ABU DHABI // The UAE's biggest federal university has scrapped this year's annual staff pay rise after deep cuts to its budget.
The Higher Colleges of Technology (HCT) has been in the red since 2009. The colleges are this year reportedly working with a Dh900 million budget but are likely to spend at least Dh1.1 billion.
Last year the institution, with 17 campuses in the UAE, scrapped its annual merit pay rises of 2 per cent.
Now its lecturers have lost the 4 per cent cost of living pay rise due last month. Lecturers at HCT earn an average monthly salary of about Dh20,000.
"We've not even been notified about this and we're just expected to accept it," said one staff member in Abu Dhabi, on condition of anonymity.
"They have the attitude that if we don't like it we should leave. We are treated as unskilled, disposable labour and people have had enough.
"In the time I have been with Higher Colleges of Technology, we have seen a steady decline in the pay, bonuses and working conditions at HCT."
Dr Tayeb Kamali, the vice chancellor of HCT, said the increases had been cancelled but claimed the packages still exceeded those at similar institutions in the UAE and the region.
Dr Kamali said this year's priority was equipment and resources for the colleges.
"It's just a priority of expenditure this year," he said. "It's nothing to do with us not having the budget."
When finalising pay increases, HCT studies the cost of living and predicts its available funds.
After receiving Dh333m less than its calculated budget needs - a shortfall of more than a quarter - for this academic year, HCT turned away more than 2,500 applicants.
While this was partly due to the colleges raising entry standards, sources claimed the lack of funds made it impossible to accept all applicants, as it has done previously.
HCT has places for 5,533 students across its campuses this year, more than 30 per cent fewer than last year's 8,024. The other two federal universities offered more places.
"Things have been getting tougher and tougher over recent years in terms of budget," said one staff member, who has taught at HCT for eight years and asked to remain anonymous.

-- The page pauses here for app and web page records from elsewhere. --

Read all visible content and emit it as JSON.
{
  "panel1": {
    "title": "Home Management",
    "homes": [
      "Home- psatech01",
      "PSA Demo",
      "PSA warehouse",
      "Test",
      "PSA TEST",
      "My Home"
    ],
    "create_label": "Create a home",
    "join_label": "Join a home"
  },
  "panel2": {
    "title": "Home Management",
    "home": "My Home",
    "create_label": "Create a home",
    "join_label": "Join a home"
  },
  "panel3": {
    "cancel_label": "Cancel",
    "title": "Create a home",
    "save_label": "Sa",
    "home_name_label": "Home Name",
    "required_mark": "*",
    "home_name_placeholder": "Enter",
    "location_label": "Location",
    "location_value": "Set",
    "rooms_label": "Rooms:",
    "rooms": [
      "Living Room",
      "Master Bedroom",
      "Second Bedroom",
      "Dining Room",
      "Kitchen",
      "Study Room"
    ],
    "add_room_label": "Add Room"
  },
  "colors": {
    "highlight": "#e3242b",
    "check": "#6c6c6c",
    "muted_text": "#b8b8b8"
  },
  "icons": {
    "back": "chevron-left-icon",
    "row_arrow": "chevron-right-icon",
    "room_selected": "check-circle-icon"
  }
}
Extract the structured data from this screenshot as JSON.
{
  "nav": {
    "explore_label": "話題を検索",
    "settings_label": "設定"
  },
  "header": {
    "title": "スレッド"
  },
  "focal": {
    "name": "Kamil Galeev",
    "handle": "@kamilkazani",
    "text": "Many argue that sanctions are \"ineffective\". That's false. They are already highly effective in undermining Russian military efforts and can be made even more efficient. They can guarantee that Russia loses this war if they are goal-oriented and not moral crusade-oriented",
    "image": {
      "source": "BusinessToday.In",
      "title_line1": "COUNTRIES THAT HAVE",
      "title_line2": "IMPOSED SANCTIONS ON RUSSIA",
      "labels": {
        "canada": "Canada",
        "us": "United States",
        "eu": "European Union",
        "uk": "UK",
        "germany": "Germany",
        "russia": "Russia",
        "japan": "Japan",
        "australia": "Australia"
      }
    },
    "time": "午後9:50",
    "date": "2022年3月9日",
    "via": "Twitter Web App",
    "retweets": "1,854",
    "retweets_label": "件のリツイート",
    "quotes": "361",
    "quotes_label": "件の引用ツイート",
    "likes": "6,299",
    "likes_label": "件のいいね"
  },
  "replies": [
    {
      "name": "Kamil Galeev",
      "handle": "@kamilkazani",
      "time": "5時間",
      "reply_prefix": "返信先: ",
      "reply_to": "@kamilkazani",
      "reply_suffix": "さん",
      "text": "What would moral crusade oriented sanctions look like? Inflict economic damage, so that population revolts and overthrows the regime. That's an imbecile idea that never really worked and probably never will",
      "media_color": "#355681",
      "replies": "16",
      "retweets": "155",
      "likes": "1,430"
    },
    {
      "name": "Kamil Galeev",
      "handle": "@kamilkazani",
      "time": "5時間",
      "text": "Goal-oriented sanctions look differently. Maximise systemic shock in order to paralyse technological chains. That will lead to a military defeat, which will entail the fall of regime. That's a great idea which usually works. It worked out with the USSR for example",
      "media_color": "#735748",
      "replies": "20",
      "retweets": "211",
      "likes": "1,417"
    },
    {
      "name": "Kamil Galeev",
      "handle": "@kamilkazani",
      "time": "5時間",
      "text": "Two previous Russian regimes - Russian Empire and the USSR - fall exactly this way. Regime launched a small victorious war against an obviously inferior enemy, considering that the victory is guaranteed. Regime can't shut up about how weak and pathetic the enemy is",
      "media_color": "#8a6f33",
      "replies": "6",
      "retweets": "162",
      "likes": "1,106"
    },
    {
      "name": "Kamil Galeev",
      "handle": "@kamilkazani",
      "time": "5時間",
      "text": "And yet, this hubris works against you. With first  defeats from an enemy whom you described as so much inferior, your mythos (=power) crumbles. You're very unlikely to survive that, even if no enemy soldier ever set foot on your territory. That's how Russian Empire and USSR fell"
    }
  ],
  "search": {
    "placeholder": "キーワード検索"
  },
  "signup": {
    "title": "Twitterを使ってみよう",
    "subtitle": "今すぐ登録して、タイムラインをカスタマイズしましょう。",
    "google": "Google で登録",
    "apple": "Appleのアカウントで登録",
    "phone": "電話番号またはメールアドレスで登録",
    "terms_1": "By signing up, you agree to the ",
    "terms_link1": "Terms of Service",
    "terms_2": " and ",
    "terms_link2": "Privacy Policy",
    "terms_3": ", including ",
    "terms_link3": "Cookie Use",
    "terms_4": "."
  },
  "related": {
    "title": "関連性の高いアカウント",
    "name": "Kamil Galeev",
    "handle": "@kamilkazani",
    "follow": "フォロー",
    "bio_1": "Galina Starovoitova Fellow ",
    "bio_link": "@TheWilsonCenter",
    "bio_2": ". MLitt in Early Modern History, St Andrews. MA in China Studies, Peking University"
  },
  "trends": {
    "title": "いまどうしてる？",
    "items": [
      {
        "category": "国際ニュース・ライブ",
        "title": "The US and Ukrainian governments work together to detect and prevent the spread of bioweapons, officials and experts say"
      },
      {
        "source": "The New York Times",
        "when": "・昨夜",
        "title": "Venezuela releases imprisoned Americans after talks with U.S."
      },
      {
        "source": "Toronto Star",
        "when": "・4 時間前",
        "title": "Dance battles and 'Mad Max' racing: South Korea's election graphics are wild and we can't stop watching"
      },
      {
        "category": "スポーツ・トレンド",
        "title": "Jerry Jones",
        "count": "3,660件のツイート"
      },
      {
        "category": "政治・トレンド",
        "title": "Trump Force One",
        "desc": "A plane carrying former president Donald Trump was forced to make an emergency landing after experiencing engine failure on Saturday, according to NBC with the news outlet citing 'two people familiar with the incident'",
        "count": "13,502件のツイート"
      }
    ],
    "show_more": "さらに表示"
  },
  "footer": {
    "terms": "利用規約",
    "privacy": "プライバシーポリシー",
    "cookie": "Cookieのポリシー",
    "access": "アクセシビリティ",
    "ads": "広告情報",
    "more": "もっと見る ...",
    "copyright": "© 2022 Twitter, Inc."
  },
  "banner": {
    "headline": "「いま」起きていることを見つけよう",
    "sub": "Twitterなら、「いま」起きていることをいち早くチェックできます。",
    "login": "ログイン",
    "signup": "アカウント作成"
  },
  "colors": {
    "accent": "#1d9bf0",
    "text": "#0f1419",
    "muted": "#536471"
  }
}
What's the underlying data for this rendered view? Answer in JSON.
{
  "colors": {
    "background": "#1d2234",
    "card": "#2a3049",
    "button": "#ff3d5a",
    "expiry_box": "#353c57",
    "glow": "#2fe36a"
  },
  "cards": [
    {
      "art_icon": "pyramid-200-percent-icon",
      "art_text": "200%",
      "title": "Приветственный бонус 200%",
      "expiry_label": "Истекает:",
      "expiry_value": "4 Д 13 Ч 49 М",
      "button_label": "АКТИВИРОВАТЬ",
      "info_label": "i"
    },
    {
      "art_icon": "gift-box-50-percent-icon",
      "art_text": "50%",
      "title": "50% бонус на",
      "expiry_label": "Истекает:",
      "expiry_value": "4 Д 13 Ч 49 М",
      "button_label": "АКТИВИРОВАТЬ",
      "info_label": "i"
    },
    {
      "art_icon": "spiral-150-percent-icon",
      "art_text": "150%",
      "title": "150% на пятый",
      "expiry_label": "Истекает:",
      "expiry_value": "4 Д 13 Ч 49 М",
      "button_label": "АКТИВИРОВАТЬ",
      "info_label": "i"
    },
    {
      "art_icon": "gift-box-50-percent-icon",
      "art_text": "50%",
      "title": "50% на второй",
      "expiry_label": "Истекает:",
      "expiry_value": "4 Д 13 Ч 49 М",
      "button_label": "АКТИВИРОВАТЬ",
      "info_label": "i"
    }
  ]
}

"We've been given more students per class, especially for those teachers in Fujairah who have absorbed large numbers of foundation [remedial learning to bring students up to entry level] students from UAE University, yet with no additional pay to compensate for much longer hours."
Another, who has taught there for 12 years, said: "There is a feeling that the management don't actually care what we think. We are never informed or consulted on major changes and yet they expect us to keep quiet and simply be grateful for having a job.
"It's not the way to treat people who have been loyal to the institution for many years and contributed something valuable to the society."
Dr Kamali said he hoped staff would understand the priority change this year.
"It's only one year," he said. "Only two or three years ago we gave 15 per cent to account for the increased cost in living so we do treat our staff well with very good packages."
HCT, which specialises in vocational courses and training, has struggled for cash since 2005 and began overdraft borrowing in 2009.
The situation is similar at Zayed University, another of the three federal institutions. It has also had its budget cut this year, by Dh32m to 8 per cent below the required amount calculated by experts at the Ministry of Higher Education and Scientific Research.
In January, staff at Zayed University received pay rises of 2 per cent after three and a half years without an increase and despite contracts that promise an annual 5 per cent rise.
UAE University will not be freezing pay despite a Dh63m - 4.5 per cent - funding shortfall.